The Danube River is one of the best ways to see old Europe. You experience 10 countries on one waterway, and everyone is unique.
From the iconic cities, UNESCO world heritage sites, concert halls and delicacies, the Danube offers plenty to see and do.
Thanks to Strauss, delicious chocolate cake and being the longest river in Europe, quite a few tourists take to the Danube.
But the good news is there is so much to see, if you know where to go, you can avoid the crowds. We’ve found six unique experiences on the Danube that will make your holiday memorable.
The bathhouses of Budapest are so popular that going to one might feel like visiting an amusement park. But there are undiscovered ones hidden around the city if you want a more intimate experience. Head to Király Baths, which the Turkish built away from its hot spring and within the city walls, so that in case of war, bathing could carry on uninterrupted. The small and cozy bath has centuries-old walls with endearing communist/retro atmosphere. A visit to recently renovated Veli Bej, one of the oldest baths in the city, might also entice you.
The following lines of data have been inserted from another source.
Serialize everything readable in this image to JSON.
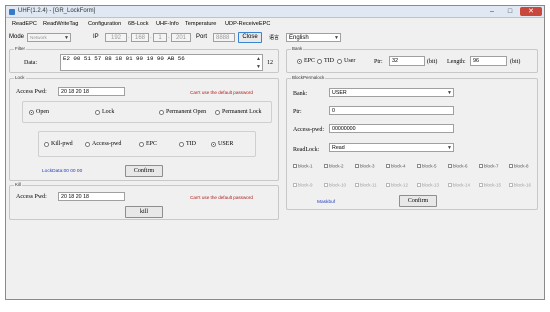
{
  "title": "UHF(1.2.4) - [GR_LockForm]",
  "window_controls": {
    "minimize": "–",
    "maximize": "□",
    "close": "✕"
  },
  "menu": [
    "ReadEPC",
    "ReadWriteTag",
    "Configuration",
    "6B-Lock",
    "UHF-Info",
    "Temperature",
    "UDP-ReceiveEPC"
  ],
  "toolbar": {
    "mode_label": "Mode",
    "mode_value": "Network",
    "ip_label": "IP",
    "ip_octets": [
      "192",
      "168",
      "1",
      "201"
    ],
    "port_label": "Port",
    "port_value": "8888",
    "close_button": "Close",
    "lang_label": "语言",
    "lang_value": "English"
  },
  "filter": {
    "title": "Filter",
    "data_label": "Data:",
    "data_value": "E2 00 51 57 88 18 01 90 19 90 AB 56",
    "length_hint": "12"
  },
  "bank": {
    "title": "Bank",
    "options": [
      "EPC",
      "TID",
      "User"
    ],
    "selected": "EPC",
    "ptr_label": "Ptr:",
    "ptr_value": "32",
    "ptr_unit": "(bit)",
    "length_label": "Length:",
    "length_value": "96",
    "length_unit": "(bit)"
  },
  "lock": {
    "title": "Lock",
    "pwd_label": "Access Pwd:",
    "pwd_value": "20 18 20 18",
    "pwd_note": "Can't use the default password",
    "modes": [
      "Open",
      "Lock",
      "Permanent Open",
      "Permanent Lock"
    ],
    "mode_selected": "Open",
    "areas": [
      "Kill-pwd",
      "Access-pwd",
      "EPC",
      "TID",
      "USER"
    ],
    "area_selected": "USER",
    "lockdata": "LockData:00 00 00",
    "confirm": "Confirm"
  },
  "kill": {
    "title": "Kill",
    "pwd_label": "Access Pwd:",
    "pwd_value": "20 18 20 18",
    "pwd_note": "Can't use the default password",
    "button": "kill"
  },
  "blockpermalock": {
    "title": "BlockPermalock",
    "bank_label": "Bank:",
    "bank_value": "USER",
    "ptr_label": "Ptr:",
    "ptr_value": "0",
    "pwd_label": "Access-pwd:",
    "pwd_value": "00000000",
    "readlock_label": "ReadLock:",
    "readlock_value": "Read",
    "blocks_row1": [
      "block-1",
      "block-2",
      "block-3",
      "block-4",
      "block-5",
      "block-6",
      "block-7",
      "block-8"
    ],
    "blocks_row2": [
      "block-9",
      "block-10",
      "block-11",
      "block-12",
      "block-13",
      "block-14",
      "block-15",
      "block-16"
    ],
    "maskbuf": "Maskbuf",
    "confirm": "Confirm"
  }
}
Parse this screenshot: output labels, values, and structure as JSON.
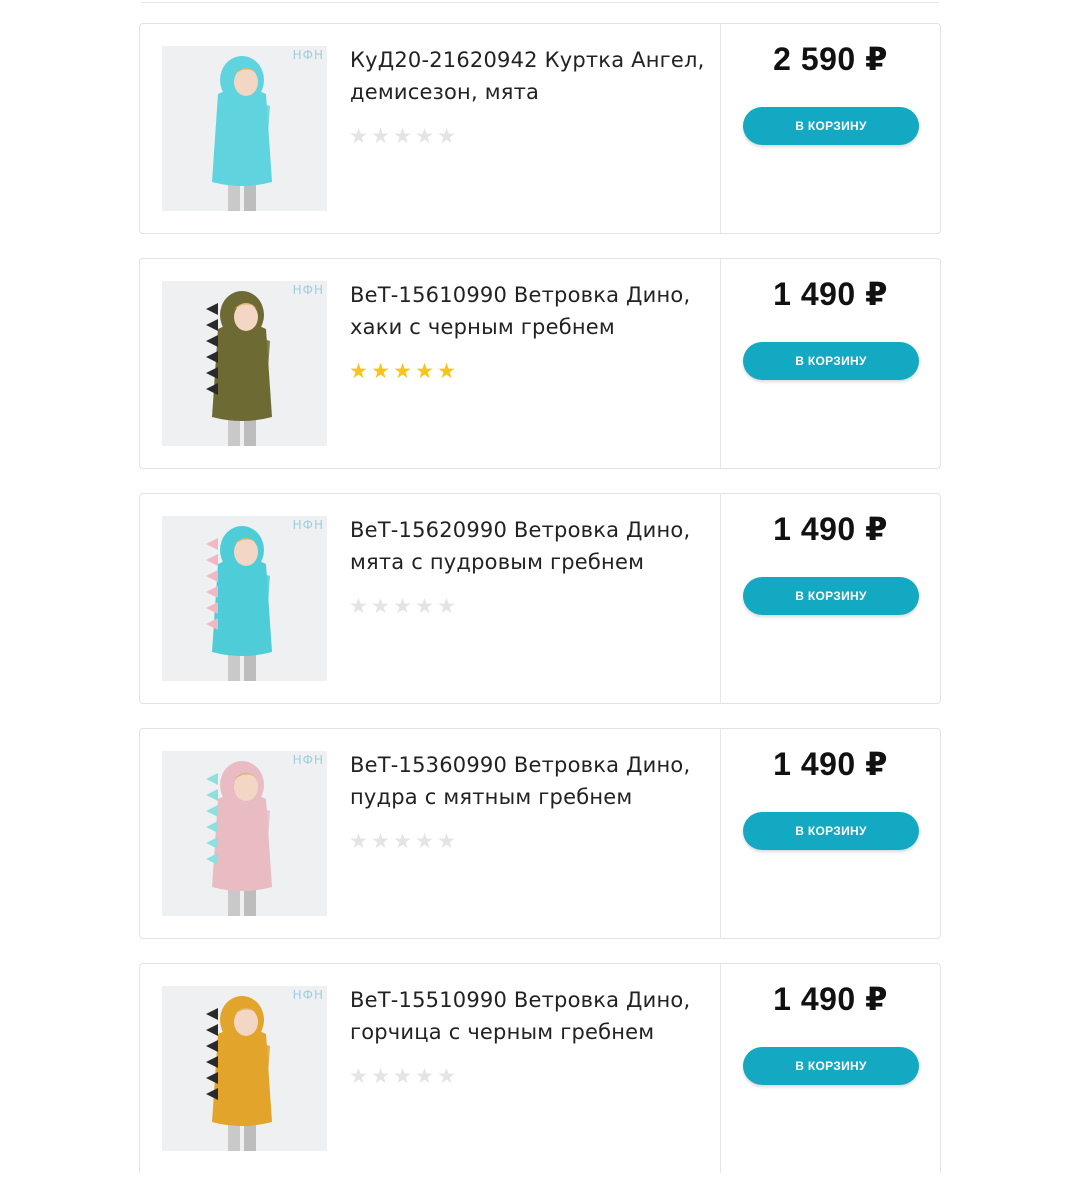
{
  "brand_mark": "НФН",
  "button_label": "В КОРЗИНУ",
  "colors": {
    "accent": "#13a9c3",
    "star_on": "#f6c51a",
    "star_off": "#e4e4e4"
  },
  "products": [
    {
      "title": "КуД20-21620942 Куртка Ангел, демисезон, мята",
      "price": "2 590 ₽",
      "rating": 0,
      "image": "girl-in-mint-jacket",
      "garment_color": "#5fd3de"
    },
    {
      "title": "ВеТ-15610990 Ветровка Дино, хаки с черным гребнем",
      "price": "1 490 ₽",
      "rating": 5,
      "image": "boy-in-khaki-dino-windbreaker",
      "garment_color": "#6e6a34"
    },
    {
      "title": "ВеТ-15620990 Ветровка Дино, мята с пудровым гребнем",
      "price": "1 490 ₽",
      "rating": 0,
      "image": "girl-in-mint-dino-windbreaker",
      "garment_color": "#4ecdd8"
    },
    {
      "title": "ВеТ-15360990 Ветровка Дино, пудра с мятным гребнем",
      "price": "1 490 ₽",
      "rating": 0,
      "image": "girl-in-powder-dino-windbreaker",
      "garment_color": "#e9bcc4"
    },
    {
      "title": "ВеТ-15510990 Ветровка Дино, горчица с черным гребнем",
      "price": "1 490 ₽",
      "rating": 0,
      "image": "child-in-mustard-dino-windbreaker",
      "garment_color": "#e2a42a"
    }
  ]
}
The new additions harmoniously blends with the old as the Glass-roofed arcades seamlessly connect the Turkish domes and ogee arches. You can also find newly fitted modern steam rooms and saunas there.
In the Croatian riverside town of Osijek sits Kopacki Rit Nature Park, which is often referred to as the Amazon of Europe. The park is a 15-minute drive from the city and covers 92-square miles of the Danube floodplain. The wetlands are home to more than 2,000 animals including herds of deer and wild boar, and more than 300 species of birds.
The capital city of Austria is known for being a major destination for classical music lovers. But it is also home to Sachertorte, a chocolate cake invented by Austrian Franz Sacher in 1832 for Prince Wenzel von Metternich. Cut into a dense chocolate cake with a thin layer of apricot jam on top, coated with dark chocolate icing and traditionally served with unsweetened whipped cream. Treat your sweet tooth with a dessert fit for royalty. Ok, there are a few cake shops around. But don’t let that stop you indulging.
If you walk around Pecs, you won’t miss the colourful tiled roofs in the city. They come from world-famous Zsolnay factory that was founded in 1853. Head to the Zsolnay Museum to learn the region’s history of cutting edge porcelain manufacture and design in the 19th Century. See for yourself the secret eosin glaze that was used by Zsolnay to have porcelain appear iridescent and metallic. You can also visit the Zsolnay Cultural Quarter, a repurposed ceramic factory, to see their colourful tiles adorning the roofs and take part in the vibrant cultural life.
This city houses St. Stephen’s Cathedral, home to the largest organ in Europe. If time allows, get on the Danube Bike Trail, and treat yourself to a panoramic view of the “City of Three Rivers,” where the Danube, Inn, and Ilz rivers converge. The Bike Trail will take you to Linz and on to Vienna in one direction. The return route to Passau, is where cyclists can enjoy a unique view of the river.
Sail to the less travelled lower Danube to taste Serbia’s traditional fruit brandy. The potent liquor, which is 40 per cent vol. alcohol on average, is called Rakija or Rakia. The plum and pear based variety is commonly found but it can also be made with apricot, apples and even bananas. Sip it at bars or restaurants, or even hunt down a bottle at the local markets. After all, if you ask a Serbian what the best kind of Rakija is, they’ll reply: homemade.